For the third consecutive year in Spok’s mobile healthcare survey, more than half of respondents reported having a mobile strategy in place.
It’s the eighth consecutive survey of this ilk from the Springfield, Va.-based Spok, in which researchers explored various facets of healthcare delivery when it comes to how hospitals support their care teams with communication technology. Respondents included more than 300 healthcare professionals—44 percent of whom were clinicians—from hospitals and health systems around the country.
For those organizations with a mobile strategy, there is a strong continuous improvement feedback loop between policy owners and clinical teams when it comes to keeping mobile policies current, the research found. The most popular reason for updating a policy was to better meet the needs of end users (39 percent), followed by addressing changes in clinical workflows (28 percent).
For the seventh straight year, smartphones are the most commonly used communication tool, in use at 74 percent of the facilities. Wi-Fi phones (69 percent), onsite pagers (56 percent), tablets (54 percent), and wide-area pagers (45 percent) are also popular.
What’s more, although there was a 19 percent year-over-year increase in security team involvement for policy enforcement, the results indicate room for improvement when it comes to overall adherence to these strategies: Only 39 percent indicated policies are enforced extremely well and consistently, meaning these healthcare organizations may be vulnerable to security issues.
Also, for 2018 there was a decrease in the number of organizations using secure texting; only 41 percent indicated having a solution in place (representing a four-year low). Because of this, it is not surprising that 32 percent said implementing this collaboration solution represents their biggest opportunity for improving mobile communications in the next three to five years, the researchers stated.
“We are pleased to see hospitals making progress in dealing with their mobile device challenges across the board,” Hemant Goel, president of Spok, Inc., said in a statement. “Over the past two years, respondents have improved areas such as compliance, coverage, and data security, but there is still work to be done.”

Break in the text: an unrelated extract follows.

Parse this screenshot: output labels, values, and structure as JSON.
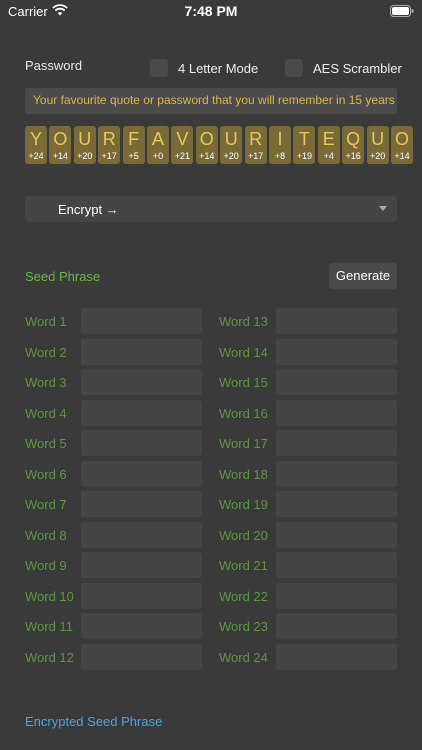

Get the latest information on Health IT and attend other valuable sessions at this two-day Summit providing healthcare leaders with educational content, insightful debate and dialogue on the future of healthcare and technology.